About this exercise ::
Please go through the records below and return every line holding the word "iPad".

Available records ::
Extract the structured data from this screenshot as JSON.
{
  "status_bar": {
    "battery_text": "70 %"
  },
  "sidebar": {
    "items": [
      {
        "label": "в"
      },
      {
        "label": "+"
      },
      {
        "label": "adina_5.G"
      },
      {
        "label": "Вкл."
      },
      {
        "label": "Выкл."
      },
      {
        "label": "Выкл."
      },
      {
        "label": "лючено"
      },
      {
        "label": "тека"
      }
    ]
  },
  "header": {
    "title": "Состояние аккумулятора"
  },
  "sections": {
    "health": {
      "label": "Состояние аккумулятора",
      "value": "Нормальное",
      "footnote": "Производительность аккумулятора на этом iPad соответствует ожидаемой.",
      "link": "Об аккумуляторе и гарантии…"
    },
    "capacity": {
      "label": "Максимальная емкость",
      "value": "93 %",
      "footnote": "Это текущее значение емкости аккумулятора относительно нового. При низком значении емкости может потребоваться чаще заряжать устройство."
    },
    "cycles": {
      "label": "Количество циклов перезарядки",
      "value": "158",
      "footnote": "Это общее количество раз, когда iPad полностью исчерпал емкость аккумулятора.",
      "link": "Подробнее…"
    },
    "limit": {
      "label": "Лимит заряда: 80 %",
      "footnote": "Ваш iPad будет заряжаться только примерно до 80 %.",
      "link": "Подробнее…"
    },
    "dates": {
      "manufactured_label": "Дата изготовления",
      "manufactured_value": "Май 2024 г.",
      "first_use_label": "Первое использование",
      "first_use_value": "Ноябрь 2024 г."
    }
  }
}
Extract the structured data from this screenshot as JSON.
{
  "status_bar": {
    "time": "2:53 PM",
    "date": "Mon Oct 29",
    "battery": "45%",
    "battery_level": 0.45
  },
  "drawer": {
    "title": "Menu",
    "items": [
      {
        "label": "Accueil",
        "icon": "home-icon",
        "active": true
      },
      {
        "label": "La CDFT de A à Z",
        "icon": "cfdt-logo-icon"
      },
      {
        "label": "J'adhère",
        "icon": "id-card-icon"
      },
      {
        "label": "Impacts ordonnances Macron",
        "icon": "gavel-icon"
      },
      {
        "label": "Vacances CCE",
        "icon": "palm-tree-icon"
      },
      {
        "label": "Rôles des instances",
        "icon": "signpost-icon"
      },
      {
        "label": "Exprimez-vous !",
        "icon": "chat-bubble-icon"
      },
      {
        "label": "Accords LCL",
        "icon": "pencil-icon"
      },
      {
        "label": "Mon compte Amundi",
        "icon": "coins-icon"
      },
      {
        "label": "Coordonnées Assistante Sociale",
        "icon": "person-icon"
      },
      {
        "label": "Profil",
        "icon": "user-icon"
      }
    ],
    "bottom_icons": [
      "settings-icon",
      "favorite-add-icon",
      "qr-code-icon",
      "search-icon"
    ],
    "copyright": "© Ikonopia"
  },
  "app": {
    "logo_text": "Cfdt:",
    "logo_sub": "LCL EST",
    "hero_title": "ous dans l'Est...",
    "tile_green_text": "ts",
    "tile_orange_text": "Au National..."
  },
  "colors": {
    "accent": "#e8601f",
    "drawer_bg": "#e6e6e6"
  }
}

Task result ::
      "footnote": "Производительность аккумулятора на этом iPad соответствует ожидаемой.",
      "footnote": "Это общее количество раз, когда iPad полностью исчерпал емкость аккумулятора.",
      "footnote": "Ваш iPad будет заряжаться только примерно до 80 %.",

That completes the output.